(Records from a data source)
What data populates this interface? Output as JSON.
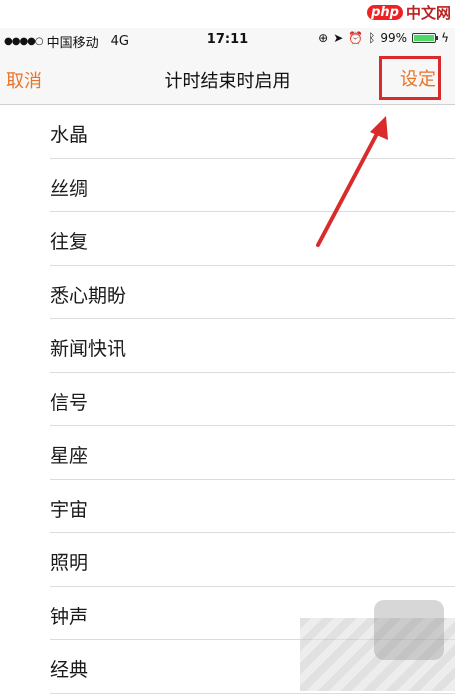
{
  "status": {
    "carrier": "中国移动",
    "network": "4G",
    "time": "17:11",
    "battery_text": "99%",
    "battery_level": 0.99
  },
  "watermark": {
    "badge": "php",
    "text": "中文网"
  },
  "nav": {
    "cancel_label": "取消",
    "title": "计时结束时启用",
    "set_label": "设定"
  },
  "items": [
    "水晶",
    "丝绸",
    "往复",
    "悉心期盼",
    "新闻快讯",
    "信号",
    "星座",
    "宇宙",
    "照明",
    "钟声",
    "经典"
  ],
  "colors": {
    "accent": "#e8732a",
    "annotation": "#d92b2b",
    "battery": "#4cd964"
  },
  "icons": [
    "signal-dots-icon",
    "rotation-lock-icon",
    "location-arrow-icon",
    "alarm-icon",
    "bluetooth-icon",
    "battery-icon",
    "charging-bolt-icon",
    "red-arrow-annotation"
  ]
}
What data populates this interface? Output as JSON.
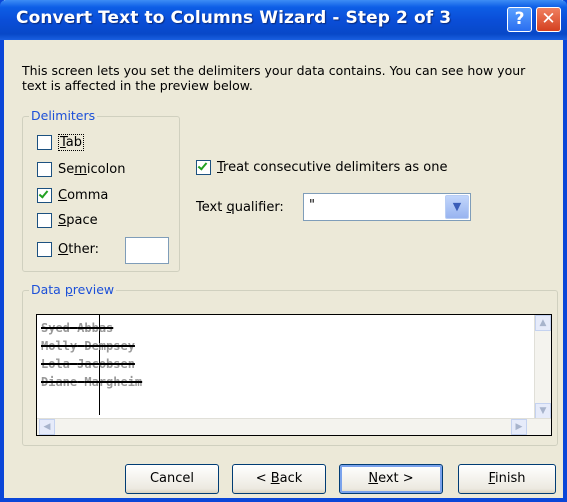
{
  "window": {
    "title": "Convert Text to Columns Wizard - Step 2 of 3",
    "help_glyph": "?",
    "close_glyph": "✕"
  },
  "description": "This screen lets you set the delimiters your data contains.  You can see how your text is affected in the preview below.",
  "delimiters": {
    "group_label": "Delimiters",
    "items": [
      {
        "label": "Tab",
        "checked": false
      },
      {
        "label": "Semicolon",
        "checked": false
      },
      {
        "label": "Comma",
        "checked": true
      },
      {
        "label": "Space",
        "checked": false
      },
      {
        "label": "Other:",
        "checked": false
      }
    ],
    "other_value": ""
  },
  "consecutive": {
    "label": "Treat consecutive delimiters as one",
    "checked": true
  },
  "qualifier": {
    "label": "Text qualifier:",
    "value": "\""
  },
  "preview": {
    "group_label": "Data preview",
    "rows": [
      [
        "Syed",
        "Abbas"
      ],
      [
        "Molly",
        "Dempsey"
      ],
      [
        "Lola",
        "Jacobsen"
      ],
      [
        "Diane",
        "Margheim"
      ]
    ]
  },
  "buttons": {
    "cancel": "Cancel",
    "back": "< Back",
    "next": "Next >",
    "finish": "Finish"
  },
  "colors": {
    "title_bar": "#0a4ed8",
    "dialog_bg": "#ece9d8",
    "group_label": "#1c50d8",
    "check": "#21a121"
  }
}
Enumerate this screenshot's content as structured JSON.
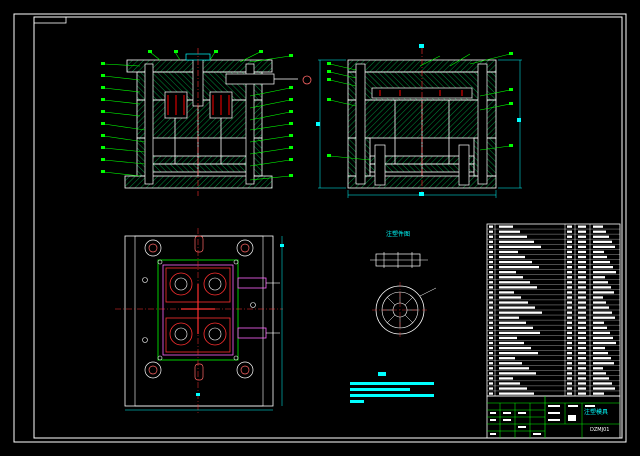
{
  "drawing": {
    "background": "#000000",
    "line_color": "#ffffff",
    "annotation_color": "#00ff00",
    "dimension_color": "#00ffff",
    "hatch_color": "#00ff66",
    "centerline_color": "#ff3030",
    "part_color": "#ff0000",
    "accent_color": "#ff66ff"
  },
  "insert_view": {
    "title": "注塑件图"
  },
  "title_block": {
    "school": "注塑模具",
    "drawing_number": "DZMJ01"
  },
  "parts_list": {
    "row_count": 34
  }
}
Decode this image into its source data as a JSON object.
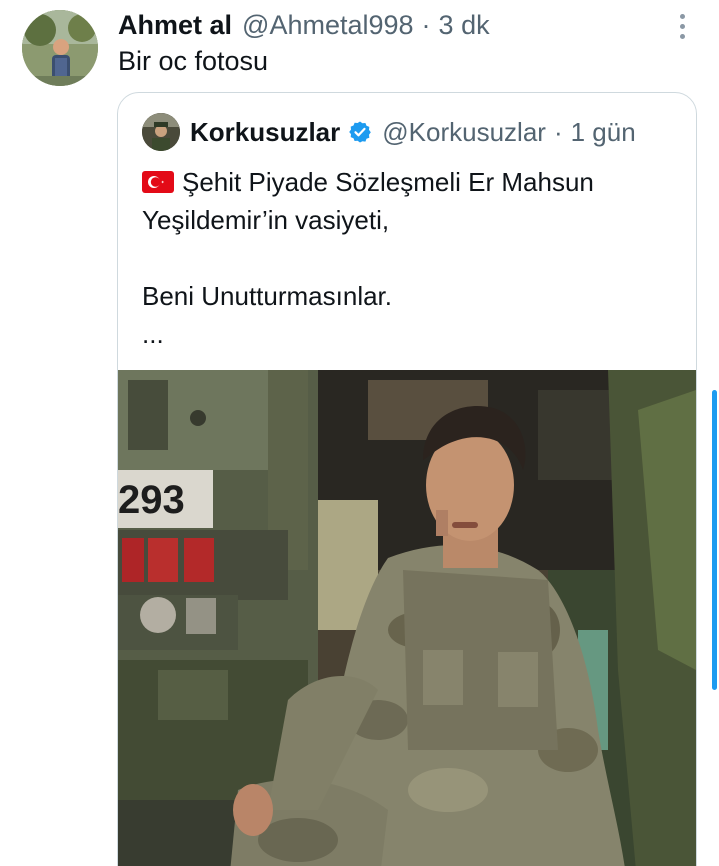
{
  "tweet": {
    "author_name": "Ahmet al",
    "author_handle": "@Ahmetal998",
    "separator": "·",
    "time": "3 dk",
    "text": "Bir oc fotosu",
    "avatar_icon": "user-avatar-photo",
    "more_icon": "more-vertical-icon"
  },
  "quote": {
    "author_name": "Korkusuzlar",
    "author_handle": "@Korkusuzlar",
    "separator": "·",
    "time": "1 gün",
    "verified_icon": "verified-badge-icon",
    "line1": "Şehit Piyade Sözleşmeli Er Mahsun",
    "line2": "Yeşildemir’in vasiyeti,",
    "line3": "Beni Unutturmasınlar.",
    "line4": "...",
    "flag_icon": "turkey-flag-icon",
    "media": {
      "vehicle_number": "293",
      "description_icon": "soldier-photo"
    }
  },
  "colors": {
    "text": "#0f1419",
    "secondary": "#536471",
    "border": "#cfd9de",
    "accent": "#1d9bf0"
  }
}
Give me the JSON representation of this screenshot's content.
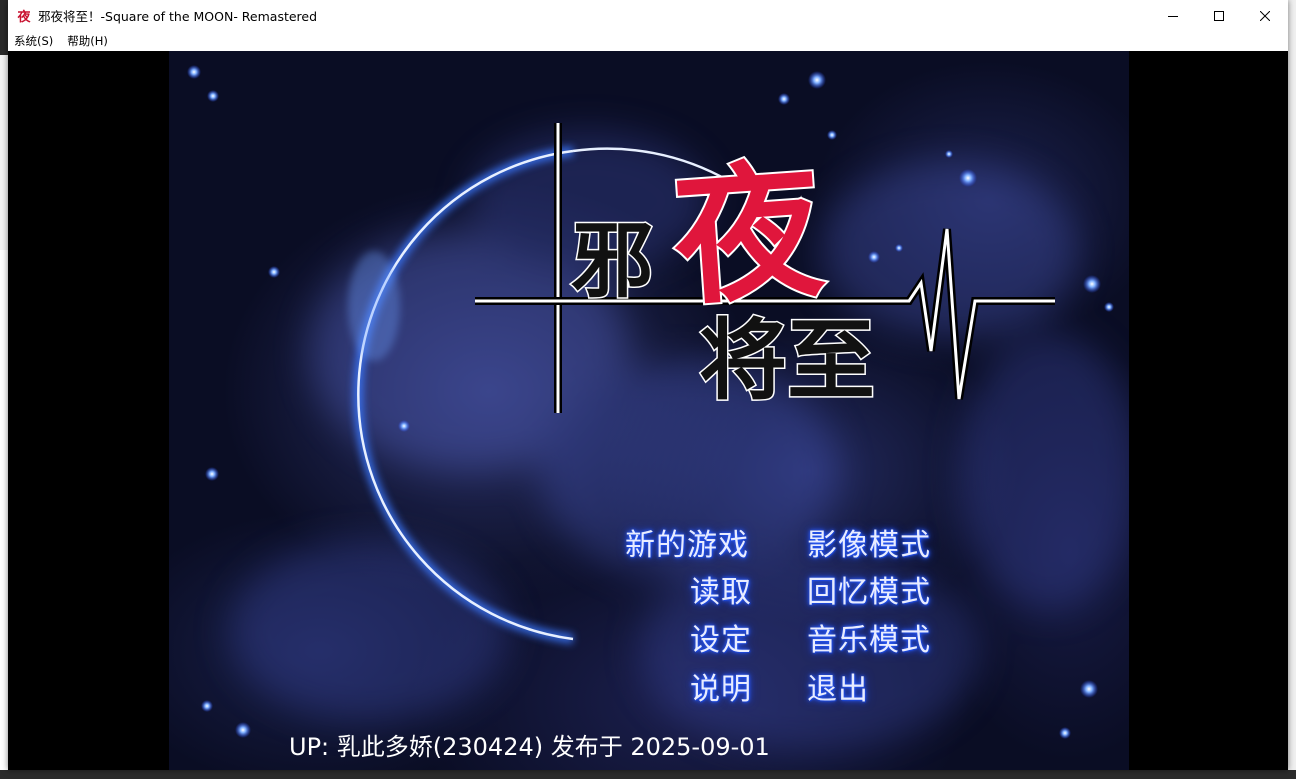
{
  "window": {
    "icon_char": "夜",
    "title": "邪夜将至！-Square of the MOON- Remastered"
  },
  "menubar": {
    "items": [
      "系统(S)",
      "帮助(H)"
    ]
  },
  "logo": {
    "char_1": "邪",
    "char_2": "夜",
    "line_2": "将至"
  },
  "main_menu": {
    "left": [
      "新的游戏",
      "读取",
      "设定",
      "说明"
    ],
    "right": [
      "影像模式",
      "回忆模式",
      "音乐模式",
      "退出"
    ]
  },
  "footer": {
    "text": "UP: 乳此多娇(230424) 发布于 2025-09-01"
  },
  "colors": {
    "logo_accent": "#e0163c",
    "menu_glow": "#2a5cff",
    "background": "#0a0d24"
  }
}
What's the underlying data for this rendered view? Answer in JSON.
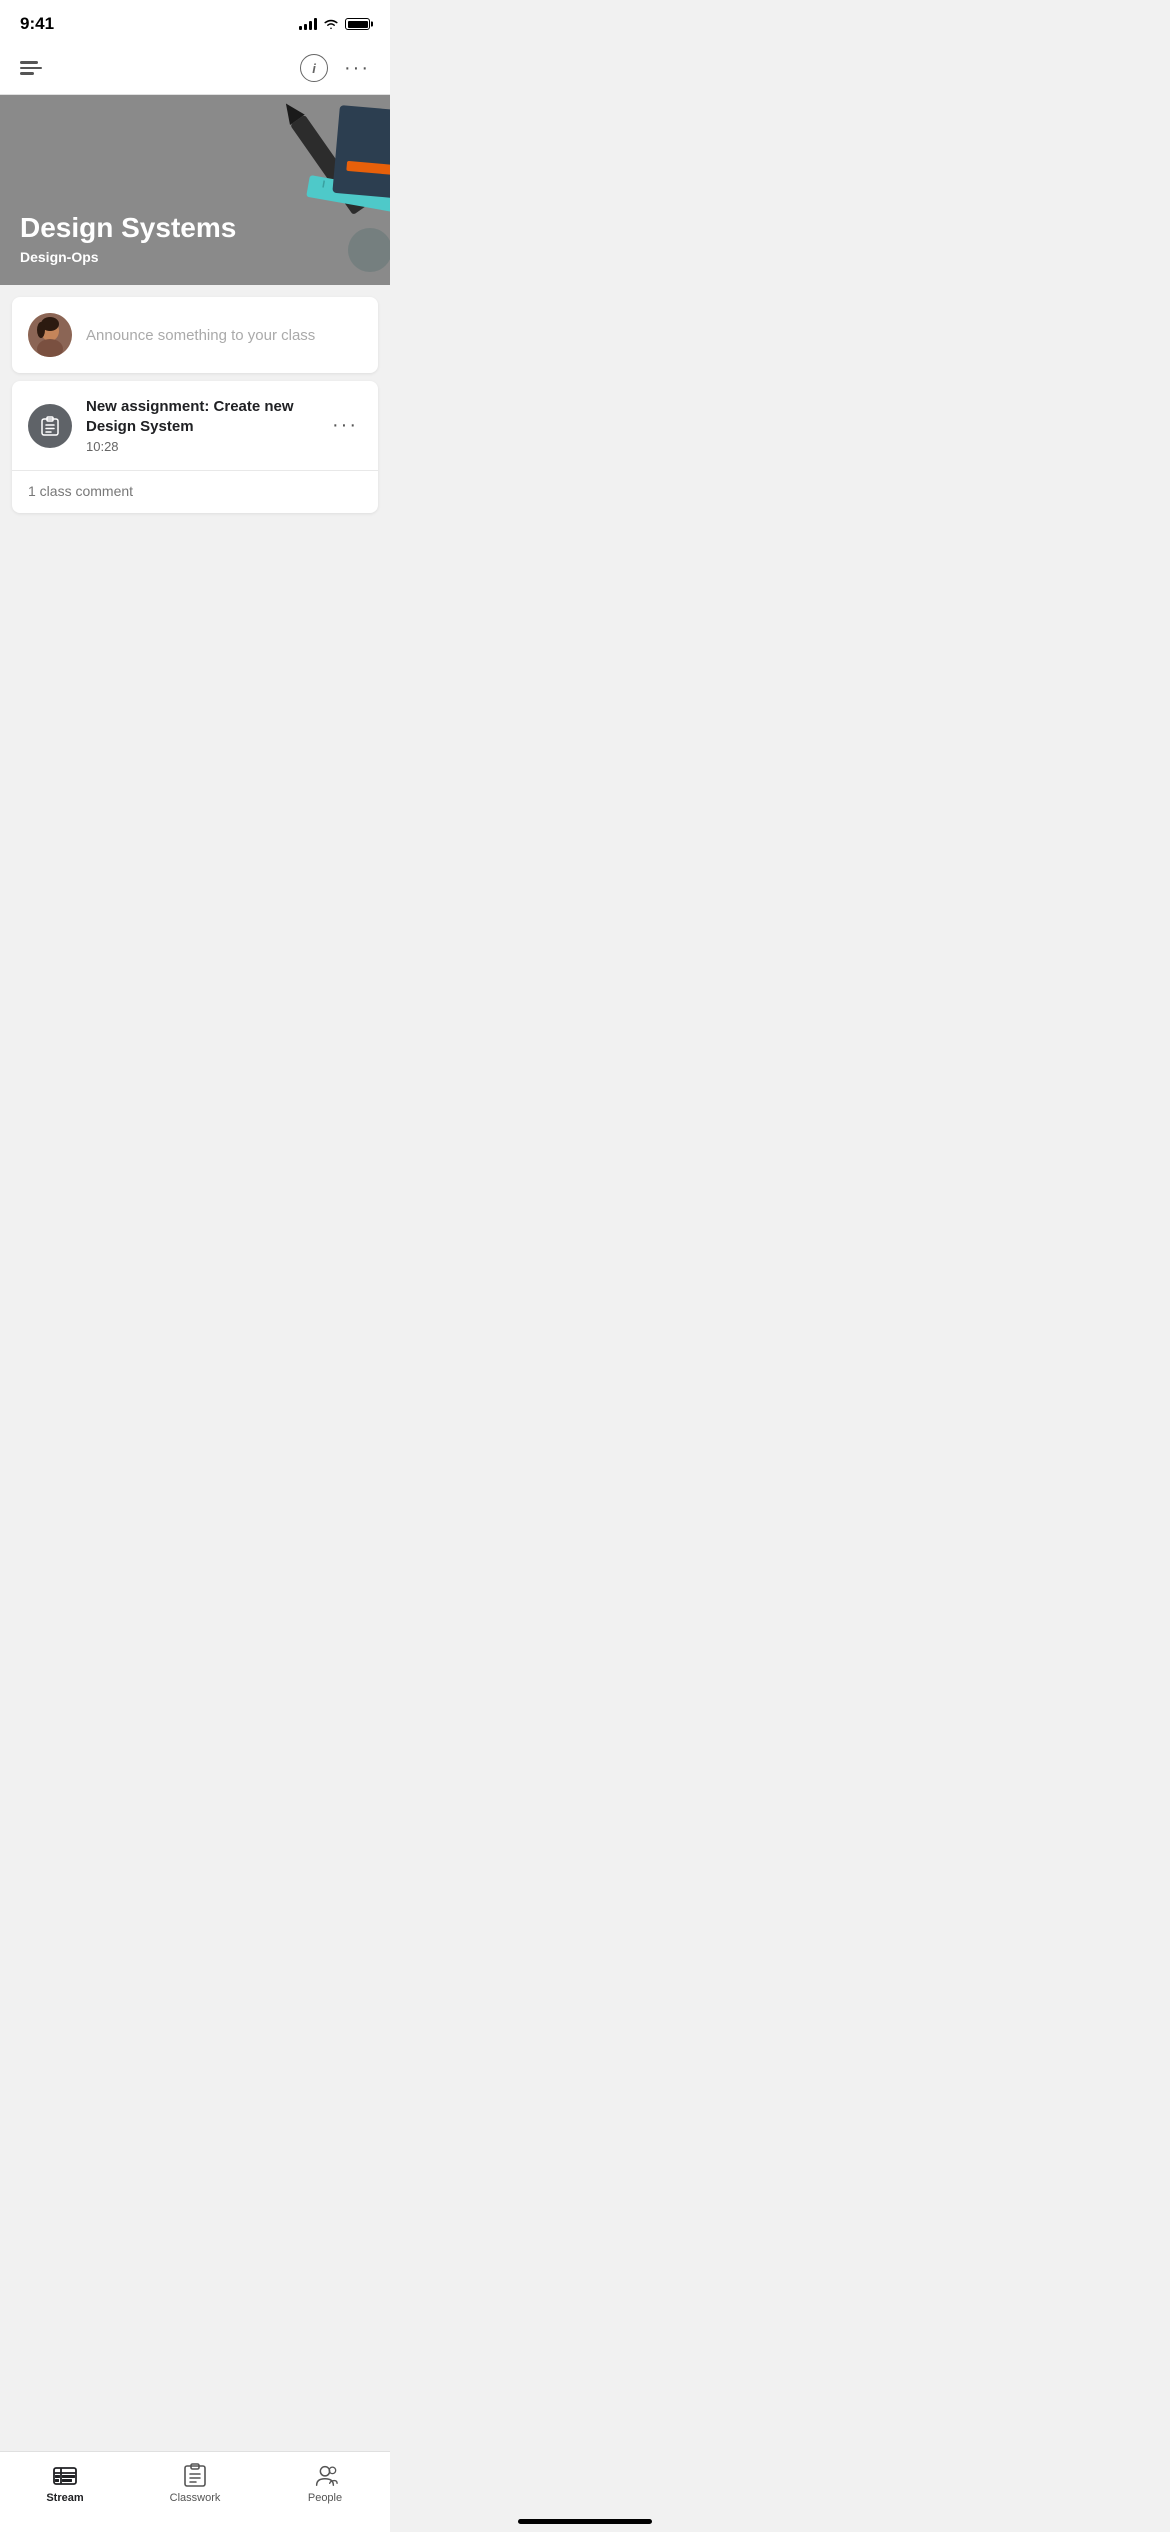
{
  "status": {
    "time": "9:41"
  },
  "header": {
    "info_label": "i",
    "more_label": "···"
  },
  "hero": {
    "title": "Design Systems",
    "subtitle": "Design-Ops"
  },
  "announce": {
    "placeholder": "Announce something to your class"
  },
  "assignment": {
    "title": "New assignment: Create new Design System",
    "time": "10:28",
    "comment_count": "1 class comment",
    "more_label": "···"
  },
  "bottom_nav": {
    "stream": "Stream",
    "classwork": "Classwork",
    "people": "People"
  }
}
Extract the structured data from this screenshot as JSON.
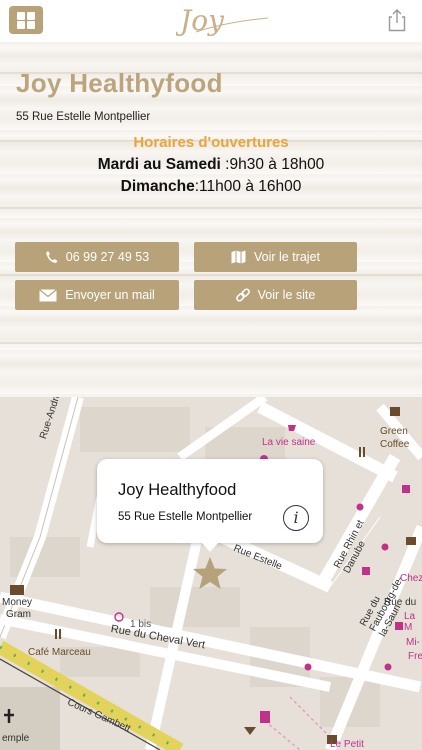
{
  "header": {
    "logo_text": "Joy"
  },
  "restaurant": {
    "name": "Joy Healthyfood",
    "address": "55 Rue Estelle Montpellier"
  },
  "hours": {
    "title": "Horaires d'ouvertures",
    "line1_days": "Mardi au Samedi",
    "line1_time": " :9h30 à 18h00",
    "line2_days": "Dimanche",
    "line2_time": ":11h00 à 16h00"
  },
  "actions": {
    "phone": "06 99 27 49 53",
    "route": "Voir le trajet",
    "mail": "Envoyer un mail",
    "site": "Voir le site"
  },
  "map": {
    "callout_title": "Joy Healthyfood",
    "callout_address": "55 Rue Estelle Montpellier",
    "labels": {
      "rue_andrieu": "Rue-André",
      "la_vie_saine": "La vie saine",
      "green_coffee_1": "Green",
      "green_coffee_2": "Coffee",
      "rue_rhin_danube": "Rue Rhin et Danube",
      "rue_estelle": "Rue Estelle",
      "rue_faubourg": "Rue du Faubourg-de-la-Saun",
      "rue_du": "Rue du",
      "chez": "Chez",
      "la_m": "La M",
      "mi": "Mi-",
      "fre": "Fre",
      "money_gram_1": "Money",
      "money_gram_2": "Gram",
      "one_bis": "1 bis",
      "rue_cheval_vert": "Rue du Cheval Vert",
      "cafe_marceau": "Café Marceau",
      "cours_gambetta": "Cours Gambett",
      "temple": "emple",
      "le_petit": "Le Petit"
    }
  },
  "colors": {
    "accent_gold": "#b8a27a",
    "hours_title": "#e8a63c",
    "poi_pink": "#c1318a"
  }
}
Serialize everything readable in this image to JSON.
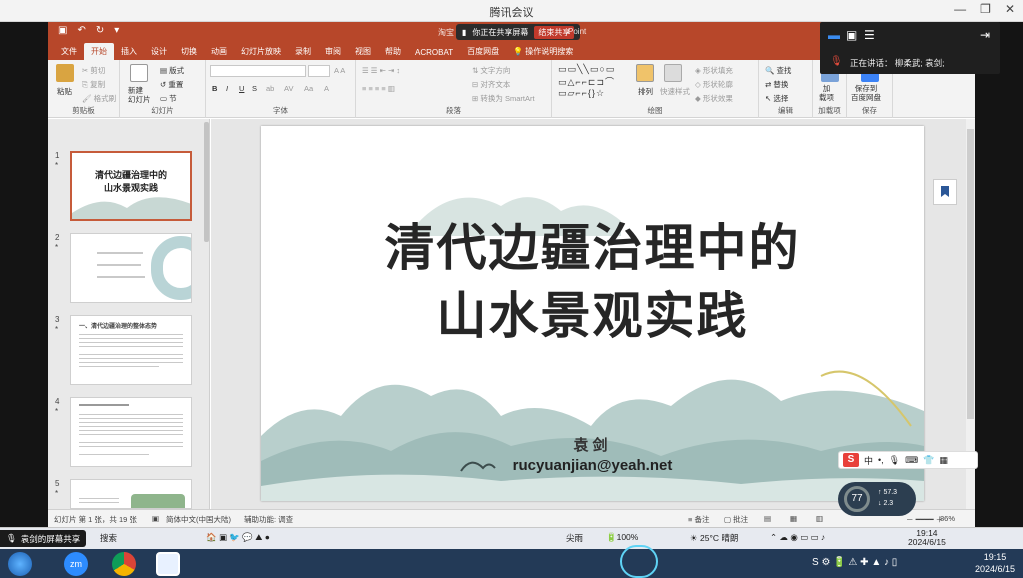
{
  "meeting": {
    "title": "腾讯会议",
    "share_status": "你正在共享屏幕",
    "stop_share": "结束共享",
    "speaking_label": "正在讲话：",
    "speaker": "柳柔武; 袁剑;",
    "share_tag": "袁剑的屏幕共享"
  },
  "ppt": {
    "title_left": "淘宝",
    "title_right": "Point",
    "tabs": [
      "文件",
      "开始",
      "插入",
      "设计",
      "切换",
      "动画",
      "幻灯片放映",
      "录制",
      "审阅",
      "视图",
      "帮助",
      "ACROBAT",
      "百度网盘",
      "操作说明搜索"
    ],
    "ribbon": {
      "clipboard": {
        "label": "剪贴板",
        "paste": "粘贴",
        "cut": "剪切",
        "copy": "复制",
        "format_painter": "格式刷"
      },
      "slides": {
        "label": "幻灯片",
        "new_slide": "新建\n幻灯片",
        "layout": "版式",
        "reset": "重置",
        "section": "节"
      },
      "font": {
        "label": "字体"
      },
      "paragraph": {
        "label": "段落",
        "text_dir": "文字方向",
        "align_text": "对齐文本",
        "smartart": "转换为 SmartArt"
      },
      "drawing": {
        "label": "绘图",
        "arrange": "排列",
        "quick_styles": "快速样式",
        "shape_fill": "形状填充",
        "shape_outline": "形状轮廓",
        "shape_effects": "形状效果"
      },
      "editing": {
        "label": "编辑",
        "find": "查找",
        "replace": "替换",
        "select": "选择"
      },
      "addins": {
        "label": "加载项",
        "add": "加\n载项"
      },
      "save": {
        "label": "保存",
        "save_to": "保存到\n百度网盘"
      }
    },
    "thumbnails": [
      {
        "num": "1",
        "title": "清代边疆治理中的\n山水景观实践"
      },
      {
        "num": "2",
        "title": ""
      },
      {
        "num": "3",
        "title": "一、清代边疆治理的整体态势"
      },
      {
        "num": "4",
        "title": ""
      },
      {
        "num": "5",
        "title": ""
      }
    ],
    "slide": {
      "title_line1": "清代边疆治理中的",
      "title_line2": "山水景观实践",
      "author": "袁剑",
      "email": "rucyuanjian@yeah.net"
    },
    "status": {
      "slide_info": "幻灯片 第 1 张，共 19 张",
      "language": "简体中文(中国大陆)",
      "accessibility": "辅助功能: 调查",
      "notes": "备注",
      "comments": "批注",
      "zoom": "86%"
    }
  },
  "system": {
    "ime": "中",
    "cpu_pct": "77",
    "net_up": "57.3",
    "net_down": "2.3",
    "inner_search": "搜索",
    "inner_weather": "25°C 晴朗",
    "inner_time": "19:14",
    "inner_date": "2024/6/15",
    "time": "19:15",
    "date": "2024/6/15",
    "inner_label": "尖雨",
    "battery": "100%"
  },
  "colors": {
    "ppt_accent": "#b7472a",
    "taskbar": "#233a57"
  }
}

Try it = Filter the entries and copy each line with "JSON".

Answer area =
What data populates this interface? Output as JSON.
What data populates this interface? Output as JSON.
Enumerate this screenshot's content as structured JSON.
Decode this image into its source data as a JSON object.
Give me the JSON representation of this screenshot's content.
What's the underlying data for this rendered view? Answer in JSON.
Extract the structured data from this screenshot as JSON.
Serialize everything readable in this image to JSON.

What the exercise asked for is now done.